* Exercise requirements: Please copy out each entry, word for word.

(Source records)
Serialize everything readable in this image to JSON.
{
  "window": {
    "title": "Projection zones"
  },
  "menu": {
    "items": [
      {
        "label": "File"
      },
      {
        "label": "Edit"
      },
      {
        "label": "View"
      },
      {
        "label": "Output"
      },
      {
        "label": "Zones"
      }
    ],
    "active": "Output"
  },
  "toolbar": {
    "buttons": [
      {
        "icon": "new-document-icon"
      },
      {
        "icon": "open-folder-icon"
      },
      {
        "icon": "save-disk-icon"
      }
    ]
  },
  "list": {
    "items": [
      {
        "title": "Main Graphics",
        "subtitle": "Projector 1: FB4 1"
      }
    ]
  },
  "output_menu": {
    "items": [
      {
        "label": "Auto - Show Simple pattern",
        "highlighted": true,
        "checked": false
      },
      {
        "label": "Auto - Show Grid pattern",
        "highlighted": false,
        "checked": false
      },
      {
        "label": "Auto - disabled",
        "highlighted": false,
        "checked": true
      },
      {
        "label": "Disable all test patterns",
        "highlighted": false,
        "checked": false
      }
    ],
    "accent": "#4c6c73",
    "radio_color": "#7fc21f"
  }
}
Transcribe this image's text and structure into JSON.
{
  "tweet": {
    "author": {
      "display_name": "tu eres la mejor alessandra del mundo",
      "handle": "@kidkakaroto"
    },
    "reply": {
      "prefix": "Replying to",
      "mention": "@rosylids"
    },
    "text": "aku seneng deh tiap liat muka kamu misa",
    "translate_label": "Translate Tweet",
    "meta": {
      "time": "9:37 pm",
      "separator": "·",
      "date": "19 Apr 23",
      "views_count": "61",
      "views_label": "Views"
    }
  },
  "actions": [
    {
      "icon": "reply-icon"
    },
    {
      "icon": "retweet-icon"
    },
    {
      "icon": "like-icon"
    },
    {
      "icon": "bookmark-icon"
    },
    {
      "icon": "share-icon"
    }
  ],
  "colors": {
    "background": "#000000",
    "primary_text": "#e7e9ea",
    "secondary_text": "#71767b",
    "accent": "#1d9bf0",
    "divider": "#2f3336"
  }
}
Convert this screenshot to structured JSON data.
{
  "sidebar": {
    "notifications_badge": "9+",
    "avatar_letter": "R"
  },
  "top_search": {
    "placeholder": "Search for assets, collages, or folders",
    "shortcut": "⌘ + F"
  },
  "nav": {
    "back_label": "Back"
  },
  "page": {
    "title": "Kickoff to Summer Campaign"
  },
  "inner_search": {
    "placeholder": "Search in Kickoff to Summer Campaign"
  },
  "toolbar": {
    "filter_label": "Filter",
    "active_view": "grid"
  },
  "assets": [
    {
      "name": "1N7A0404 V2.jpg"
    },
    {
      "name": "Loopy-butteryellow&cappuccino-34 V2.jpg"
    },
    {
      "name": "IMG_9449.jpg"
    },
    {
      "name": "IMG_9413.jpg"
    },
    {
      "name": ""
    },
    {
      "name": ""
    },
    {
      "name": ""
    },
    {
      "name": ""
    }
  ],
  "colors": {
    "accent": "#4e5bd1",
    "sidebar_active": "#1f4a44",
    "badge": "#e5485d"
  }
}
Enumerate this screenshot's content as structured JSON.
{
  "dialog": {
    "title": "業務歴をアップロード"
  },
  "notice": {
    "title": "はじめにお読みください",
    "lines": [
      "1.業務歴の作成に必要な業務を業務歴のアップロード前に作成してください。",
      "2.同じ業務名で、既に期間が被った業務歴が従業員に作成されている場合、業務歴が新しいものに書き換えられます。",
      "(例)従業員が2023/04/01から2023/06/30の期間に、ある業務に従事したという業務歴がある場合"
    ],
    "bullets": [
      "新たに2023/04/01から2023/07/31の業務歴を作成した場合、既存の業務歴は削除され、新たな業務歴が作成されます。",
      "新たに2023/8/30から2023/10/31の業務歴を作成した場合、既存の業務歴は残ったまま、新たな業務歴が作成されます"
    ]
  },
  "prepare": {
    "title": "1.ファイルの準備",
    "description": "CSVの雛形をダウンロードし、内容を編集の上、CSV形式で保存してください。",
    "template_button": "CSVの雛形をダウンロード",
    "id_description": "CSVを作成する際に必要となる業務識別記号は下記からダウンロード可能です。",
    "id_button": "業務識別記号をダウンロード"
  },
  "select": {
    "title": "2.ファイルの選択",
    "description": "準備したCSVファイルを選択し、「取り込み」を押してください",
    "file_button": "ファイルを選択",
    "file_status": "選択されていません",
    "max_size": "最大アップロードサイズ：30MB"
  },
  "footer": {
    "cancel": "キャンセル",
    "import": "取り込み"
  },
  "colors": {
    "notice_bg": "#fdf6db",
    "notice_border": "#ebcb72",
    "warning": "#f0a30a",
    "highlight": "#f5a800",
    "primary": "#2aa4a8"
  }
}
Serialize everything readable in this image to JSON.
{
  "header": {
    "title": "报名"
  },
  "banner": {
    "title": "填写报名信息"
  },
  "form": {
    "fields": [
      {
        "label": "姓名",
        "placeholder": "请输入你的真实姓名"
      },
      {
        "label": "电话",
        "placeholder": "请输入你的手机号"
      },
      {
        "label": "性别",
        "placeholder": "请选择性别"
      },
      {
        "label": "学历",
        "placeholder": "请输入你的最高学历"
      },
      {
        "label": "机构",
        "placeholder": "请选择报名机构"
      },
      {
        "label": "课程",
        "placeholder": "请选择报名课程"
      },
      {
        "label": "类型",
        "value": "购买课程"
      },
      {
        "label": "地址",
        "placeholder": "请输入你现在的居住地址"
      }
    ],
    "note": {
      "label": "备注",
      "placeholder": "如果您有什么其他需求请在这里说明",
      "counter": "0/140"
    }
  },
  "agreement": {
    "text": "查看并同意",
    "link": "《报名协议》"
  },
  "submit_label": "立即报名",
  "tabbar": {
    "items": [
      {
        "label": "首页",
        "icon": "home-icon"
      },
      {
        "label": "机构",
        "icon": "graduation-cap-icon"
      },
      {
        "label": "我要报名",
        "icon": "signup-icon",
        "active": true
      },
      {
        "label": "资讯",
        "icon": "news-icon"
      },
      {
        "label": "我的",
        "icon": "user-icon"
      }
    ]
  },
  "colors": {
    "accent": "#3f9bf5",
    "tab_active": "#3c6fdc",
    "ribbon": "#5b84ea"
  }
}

* Answer area:
Serialize everything readable in this image to JSON.
{
  "window": {
    "title": "Projection zones"
  },
  "menu": {
    "items": [
      {
        "label": "File"
      },
      {
        "label": "Edit"
      },
      {
        "label": "View"
      },
      {
        "label": "Output"
      },
      {
        "label": "Zones"
      }
    ],
    "active": "Output"
  },
  "toolbar": {
    "buttons": [
      {
        "icon": "new-document-icon"
      },
      {
        "icon": "open-folder-icon"
      },
      {
        "icon": "save-disk-icon"
      }
    ]
  },
  "list": {
    "items": [
      {
        "title": "Main Graphics",
        "subtitle": "Projector 1: FB4 1"
      }
    ]
  },
  "output_menu": {
    "items": [
      {
        "label": "Auto - Show Simple pattern",
        "highlighted": true,
        "checked": false
      },
      {
        "label": "Auto - Show Grid pattern",
        "highlighted": false,
        "checked": false
      },
      {
        "label": "Auto - disabled",
        "highlighted": false,
        "checked": true
      },
      {
        "label": "Disable all test patterns",
        "highlighted": false,
        "checked": false
      }
    ],
    "accent": "#4c6c73",
    "radio_color": "#7fc21f"
  }
}
Transcribe this image's text and structure into JSON.
{
  "tweet": {
    "author": {
      "display_name": "tu eres la mejor alessandra del mundo",
      "handle": "@kidkakaroto"
    },
    "reply": {
      "prefix": "Replying to",
      "mention": "@rosylids"
    },
    "text": "aku seneng deh tiap liat muka kamu misa",
    "translate_label": "Translate Tweet",
    "meta": {
      "time": "9:37 pm",
      "separator": "·",
      "date": "19 Apr 23",
      "views_count": "61",
      "views_label": "Views"
    }
  },
  "actions": [
    {
      "icon": "reply-icon"
    },
    {
      "icon": "retweet-icon"
    },
    {
      "icon": "like-icon"
    },
    {
      "icon": "bookmark-icon"
    },
    {
      "icon": "share-icon"
    }
  ],
  "colors": {
    "background": "#000000",
    "primary_text": "#e7e9ea",
    "secondary_text": "#71767b",
    "accent": "#1d9bf0",
    "divider": "#2f3336"
  }
}
Convert this screenshot to structured JSON data.
{
  "sidebar": {
    "notifications_badge": "9+",
    "avatar_letter": "R"
  },
  "top_search": {
    "placeholder": "Search for assets, collages, or folders",
    "shortcut": "⌘ + F"
  },
  "nav": {
    "back_label": "Back"
  },
  "page": {
    "title": "Kickoff to Summer Campaign"
  },
  "inner_search": {
    "placeholder": "Search in Kickoff to Summer Campaign"
  },
  "toolbar": {
    "filter_label": "Filter",
    "active_view": "grid"
  },
  "assets": [
    {
      "name": "1N7A0404 V2.jpg"
    },
    {
      "name": "Loopy-butteryellow&cappuccino-34 V2.jpg"
    },
    {
      "name": "IMG_9449.jpg"
    },
    {
      "name": "IMG_9413.jpg"
    },
    {
      "name": ""
    },
    {
      "name": ""
    },
    {
      "name": ""
    },
    {
      "name": ""
    }
  ],
  "colors": {
    "accent": "#4e5bd1",
    "sidebar_active": "#1f4a44",
    "badge": "#e5485d"
  }
}
Enumerate this screenshot's content as structured JSON.
{
  "dialog": {
    "title": "業務歴をアップロード"
  },
  "notice": {
    "title": "はじめにお読みください",
    "lines": [
      "1.業務歴の作成に必要な業務を業務歴のアップロード前に作成してください。",
      "2.同じ業務名で、既に期間が被った業務歴が従業員に作成されている場合、業務歴が新しいものに書き換えられます。",
      "(例)従業員が2023/04/01から2023/06/30の期間に、ある業務に従事したという業務歴がある場合"
    ],
    "bullets": [
      "新たに2023/04/01から2023/07/31の業務歴を作成した場合、既存の業務歴は削除され、新たな業務歴が作成されます。",
      "新たに2023/8/30から2023/10/31の業務歴を作成した場合、既存の業務歴は残ったまま、新たな業務歴が作成されます"
    ]
  },
  "prepare": {
    "title": "1.ファイルの準備",
    "description": "CSVの雛形をダウンロードし、内容を編集の上、CSV形式で保存してください。",
    "template_button": "CSVの雛形をダウンロード",
    "id_description": "CSVを作成する際に必要となる業務識別記号は下記からダウンロード可能です。",
    "id_button": "業務識別記号をダウンロード"
  },
  "select": {
    "title": "2.ファイルの選択",
    "description": "準備したCSVファイルを選択し、「取り込み」を押してください",
    "file_button": "ファイルを選択",
    "file_status": "選択されていません",
    "max_size": "最大アップロードサイズ：30MB"
  },
  "footer": {
    "cancel": "キャンセル",
    "import": "取り込み"
  },
  "colors": {
    "notice_bg": "#fdf6db",
    "notice_border": "#ebcb72",
    "warning": "#f0a30a",
    "highlight": "#f5a800",
    "primary": "#2aa4a8"
  }
}
Serialize everything readable in this image to JSON.
{
  "header": {
    "title": "报名"
  },
  "banner": {
    "title": "填写报名信息"
  },
  "form": {
    "fields": [
      {
        "label": "姓名",
        "placeholder": "请输入你的真实姓名"
      },
      {
        "label": "电话",
        "placeholder": "请输入你的手机号"
      },
      {
        "label": "性别",
        "placeholder": "请选择性别"
      },
      {
        "label": "学历",
        "placeholder": "请输入你的最高学历"
      },
      {
        "label": "机构",
        "placeholder": "请选择报名机构"
      },
      {
        "label": "课程",
        "placeholder": "请选择报名课程"
      },
      {
        "label": "类型",
        "value": "购买课程"
      },
      {
        "label": "地址",
        "placeholder": "请输入你现在的居住地址"
      }
    ],
    "note": {
      "label": "备注",
      "placeholder": "如果您有什么其他需求请在这里说明",
      "counter": "0/140"
    }
  },
  "agreement": {
    "text": "查看并同意",
    "link": "《报名协议》"
  },
  "submit_label": "立即报名",
  "tabbar": {
    "items": [
      {
        "label": "首页",
        "icon": "home-icon"
      },
      {
        "label": "机构",
        "icon": "graduation-cap-icon"
      },
      {
        "label": "我要报名",
        "icon": "signup-icon",
        "active": true
      },
      {
        "label": "资讯",
        "icon": "news-icon"
      },
      {
        "label": "我的",
        "icon": "user-icon"
      }
    ]
  },
  "colors": {
    "accent": "#3f9bf5",
    "tab_active": "#3c6fdc",
    "ribbon": "#5b84ea"
  }
}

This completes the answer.